- YOUR OBJECTIVE: Provide only the number of lines in the following data that contain "subtitle".

- SOURCE MATERIAL:
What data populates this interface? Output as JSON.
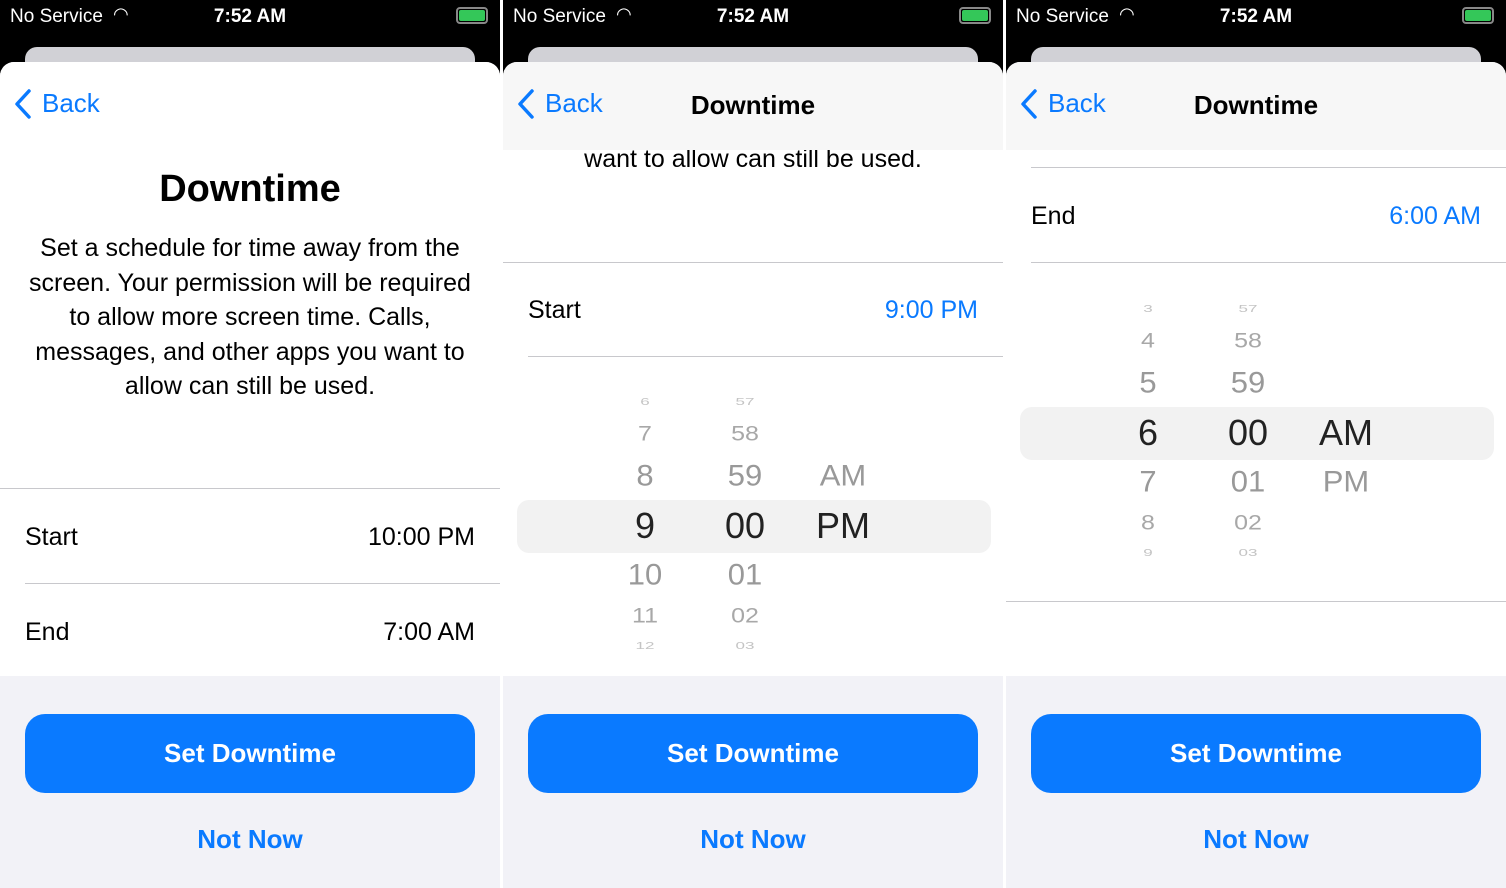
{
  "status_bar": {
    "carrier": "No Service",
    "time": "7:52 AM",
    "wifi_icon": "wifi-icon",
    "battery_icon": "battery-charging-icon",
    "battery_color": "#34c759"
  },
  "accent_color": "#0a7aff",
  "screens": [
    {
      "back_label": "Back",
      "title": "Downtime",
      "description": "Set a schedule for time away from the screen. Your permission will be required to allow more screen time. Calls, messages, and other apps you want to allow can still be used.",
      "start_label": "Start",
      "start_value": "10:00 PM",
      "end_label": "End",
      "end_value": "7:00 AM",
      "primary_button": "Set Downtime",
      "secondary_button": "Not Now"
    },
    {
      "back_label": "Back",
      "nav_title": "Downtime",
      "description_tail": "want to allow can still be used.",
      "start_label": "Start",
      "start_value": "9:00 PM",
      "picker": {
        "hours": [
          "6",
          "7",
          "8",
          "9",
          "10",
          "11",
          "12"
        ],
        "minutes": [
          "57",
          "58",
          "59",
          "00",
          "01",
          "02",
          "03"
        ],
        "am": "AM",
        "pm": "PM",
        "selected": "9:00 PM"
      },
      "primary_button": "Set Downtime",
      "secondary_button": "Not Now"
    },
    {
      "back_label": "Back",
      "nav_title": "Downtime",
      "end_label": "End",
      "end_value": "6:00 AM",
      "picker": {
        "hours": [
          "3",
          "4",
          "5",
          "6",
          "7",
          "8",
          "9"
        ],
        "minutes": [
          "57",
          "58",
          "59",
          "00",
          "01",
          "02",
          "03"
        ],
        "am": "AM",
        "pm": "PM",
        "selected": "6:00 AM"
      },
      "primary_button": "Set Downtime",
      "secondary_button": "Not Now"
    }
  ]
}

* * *

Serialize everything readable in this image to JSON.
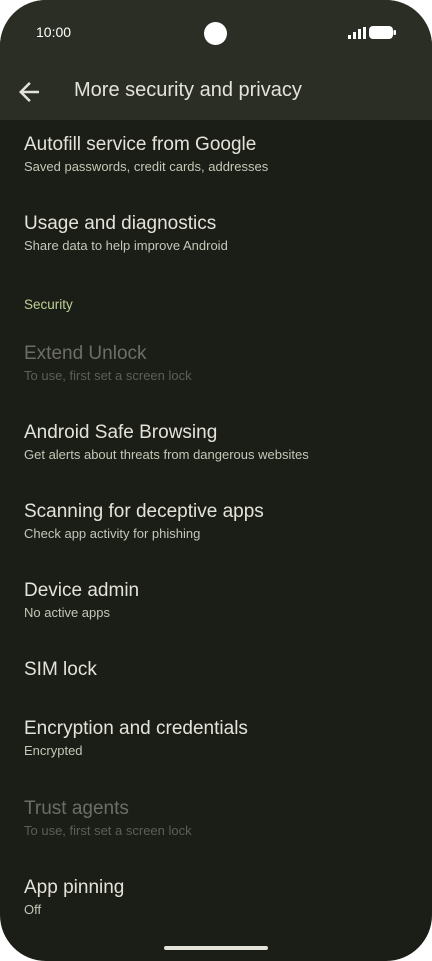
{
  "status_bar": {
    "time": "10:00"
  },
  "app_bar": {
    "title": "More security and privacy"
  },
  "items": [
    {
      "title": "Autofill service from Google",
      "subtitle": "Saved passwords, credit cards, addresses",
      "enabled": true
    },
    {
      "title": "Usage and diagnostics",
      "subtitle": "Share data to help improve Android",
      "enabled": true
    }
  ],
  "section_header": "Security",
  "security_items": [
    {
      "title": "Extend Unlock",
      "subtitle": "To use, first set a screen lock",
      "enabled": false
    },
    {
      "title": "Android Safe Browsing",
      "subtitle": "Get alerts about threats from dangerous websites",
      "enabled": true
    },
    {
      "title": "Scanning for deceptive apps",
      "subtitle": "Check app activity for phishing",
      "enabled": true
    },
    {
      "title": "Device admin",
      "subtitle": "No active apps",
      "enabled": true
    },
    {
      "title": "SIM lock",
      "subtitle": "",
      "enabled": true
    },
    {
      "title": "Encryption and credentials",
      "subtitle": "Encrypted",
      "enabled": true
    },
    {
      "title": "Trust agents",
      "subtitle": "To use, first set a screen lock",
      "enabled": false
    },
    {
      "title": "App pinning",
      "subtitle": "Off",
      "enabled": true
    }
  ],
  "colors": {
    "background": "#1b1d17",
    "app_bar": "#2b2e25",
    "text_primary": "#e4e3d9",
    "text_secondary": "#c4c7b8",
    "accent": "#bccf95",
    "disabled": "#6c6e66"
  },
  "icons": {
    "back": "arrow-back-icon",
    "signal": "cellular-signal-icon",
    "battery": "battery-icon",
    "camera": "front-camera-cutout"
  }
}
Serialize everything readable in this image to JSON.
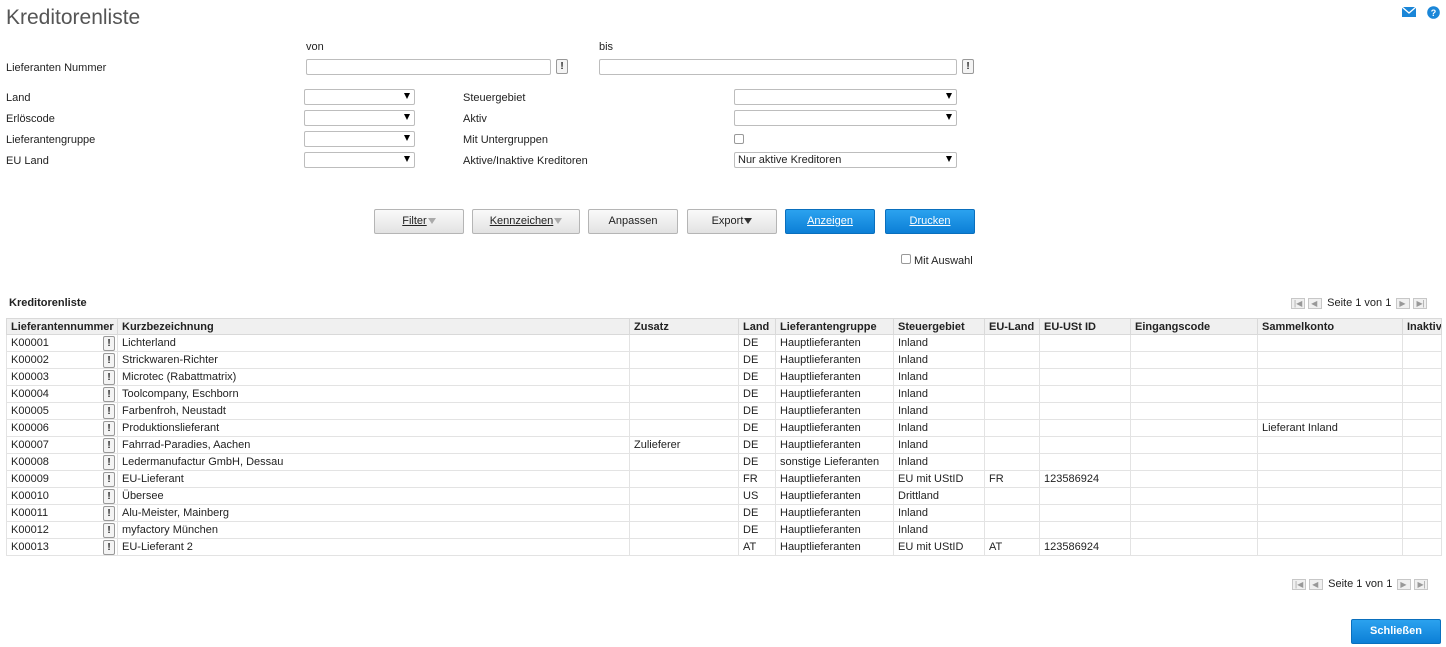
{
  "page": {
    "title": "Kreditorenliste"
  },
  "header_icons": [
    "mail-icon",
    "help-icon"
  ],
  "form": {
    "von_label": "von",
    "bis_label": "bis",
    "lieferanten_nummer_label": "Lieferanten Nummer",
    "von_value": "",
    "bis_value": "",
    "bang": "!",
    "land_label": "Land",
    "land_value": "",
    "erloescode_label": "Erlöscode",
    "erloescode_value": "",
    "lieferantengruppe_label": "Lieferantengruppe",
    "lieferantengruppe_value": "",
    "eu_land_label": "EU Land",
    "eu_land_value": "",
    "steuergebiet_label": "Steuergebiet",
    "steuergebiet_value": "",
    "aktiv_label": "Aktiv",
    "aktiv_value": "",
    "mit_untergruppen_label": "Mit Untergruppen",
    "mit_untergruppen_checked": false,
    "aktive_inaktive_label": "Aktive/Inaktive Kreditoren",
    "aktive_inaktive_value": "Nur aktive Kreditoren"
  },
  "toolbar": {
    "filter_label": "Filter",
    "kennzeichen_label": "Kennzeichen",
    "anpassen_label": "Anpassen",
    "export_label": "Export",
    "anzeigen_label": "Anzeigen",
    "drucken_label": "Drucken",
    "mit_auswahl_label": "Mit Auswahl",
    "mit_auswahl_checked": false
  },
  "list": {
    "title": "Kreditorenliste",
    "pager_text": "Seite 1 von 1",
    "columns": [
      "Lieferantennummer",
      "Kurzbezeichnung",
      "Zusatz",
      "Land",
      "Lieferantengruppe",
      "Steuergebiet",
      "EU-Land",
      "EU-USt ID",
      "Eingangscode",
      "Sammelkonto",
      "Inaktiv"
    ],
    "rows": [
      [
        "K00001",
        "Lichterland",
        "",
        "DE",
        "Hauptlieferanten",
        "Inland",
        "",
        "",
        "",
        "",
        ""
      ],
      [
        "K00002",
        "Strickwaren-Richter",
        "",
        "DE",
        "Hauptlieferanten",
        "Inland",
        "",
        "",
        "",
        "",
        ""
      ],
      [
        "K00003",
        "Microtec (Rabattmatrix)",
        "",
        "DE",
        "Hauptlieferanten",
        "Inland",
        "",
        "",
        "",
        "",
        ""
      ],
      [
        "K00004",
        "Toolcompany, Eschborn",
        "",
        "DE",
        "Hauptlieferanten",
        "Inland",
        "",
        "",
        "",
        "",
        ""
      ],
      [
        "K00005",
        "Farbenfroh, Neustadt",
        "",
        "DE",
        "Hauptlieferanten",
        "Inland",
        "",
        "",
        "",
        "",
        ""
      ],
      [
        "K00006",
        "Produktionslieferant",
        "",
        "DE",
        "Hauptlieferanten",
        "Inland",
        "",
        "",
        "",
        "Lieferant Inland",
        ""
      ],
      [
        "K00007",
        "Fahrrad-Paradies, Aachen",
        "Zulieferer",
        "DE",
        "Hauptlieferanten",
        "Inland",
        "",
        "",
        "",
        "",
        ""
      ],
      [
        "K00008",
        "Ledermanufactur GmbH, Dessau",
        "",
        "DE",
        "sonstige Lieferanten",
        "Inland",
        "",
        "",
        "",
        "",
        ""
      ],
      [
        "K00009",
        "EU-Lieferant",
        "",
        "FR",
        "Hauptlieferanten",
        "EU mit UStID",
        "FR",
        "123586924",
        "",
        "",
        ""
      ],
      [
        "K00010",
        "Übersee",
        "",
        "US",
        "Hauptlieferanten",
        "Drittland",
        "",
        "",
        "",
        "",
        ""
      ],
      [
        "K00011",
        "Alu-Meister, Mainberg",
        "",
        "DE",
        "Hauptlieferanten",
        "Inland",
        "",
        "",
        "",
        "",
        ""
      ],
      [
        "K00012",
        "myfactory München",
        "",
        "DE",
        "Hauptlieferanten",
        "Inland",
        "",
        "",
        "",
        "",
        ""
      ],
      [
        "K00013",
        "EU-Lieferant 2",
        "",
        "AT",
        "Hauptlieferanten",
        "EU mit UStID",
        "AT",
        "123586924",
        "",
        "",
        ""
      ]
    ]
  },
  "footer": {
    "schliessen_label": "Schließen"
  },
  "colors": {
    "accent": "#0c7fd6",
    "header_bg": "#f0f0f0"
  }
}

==

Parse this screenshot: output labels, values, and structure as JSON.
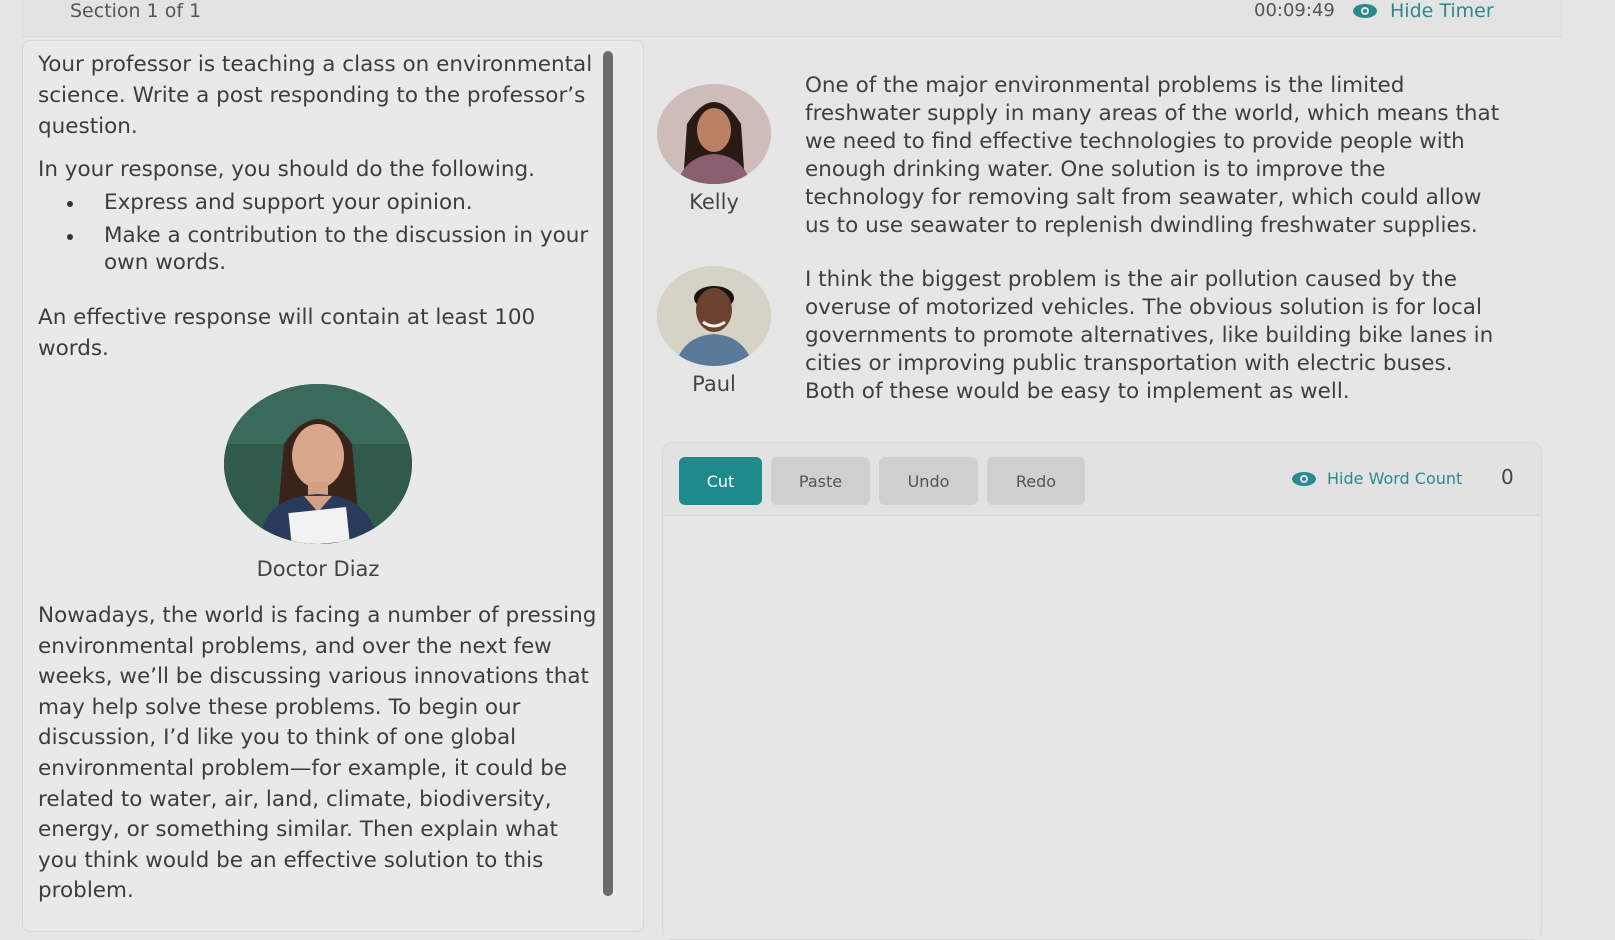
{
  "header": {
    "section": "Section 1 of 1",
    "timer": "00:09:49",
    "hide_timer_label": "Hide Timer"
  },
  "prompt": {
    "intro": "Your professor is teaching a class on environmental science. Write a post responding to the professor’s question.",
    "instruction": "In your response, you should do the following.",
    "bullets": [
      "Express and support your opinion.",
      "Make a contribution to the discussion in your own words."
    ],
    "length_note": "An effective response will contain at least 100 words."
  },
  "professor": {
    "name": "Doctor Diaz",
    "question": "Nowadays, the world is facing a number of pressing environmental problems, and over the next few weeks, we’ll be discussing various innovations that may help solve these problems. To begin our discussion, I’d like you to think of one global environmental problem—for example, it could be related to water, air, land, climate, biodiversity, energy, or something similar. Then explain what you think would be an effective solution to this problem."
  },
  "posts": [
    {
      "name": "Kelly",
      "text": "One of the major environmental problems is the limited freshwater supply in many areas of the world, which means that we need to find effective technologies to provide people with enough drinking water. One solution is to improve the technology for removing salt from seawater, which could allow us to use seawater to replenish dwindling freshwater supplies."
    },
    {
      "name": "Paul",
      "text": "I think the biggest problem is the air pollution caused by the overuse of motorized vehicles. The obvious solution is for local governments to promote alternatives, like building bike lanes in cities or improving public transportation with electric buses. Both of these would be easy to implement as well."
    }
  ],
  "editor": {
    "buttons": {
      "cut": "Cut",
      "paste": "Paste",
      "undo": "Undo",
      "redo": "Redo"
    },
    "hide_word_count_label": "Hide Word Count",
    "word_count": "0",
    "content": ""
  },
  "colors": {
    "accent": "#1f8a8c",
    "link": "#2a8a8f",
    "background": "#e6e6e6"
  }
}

- EXERCISE SOLUTION: 10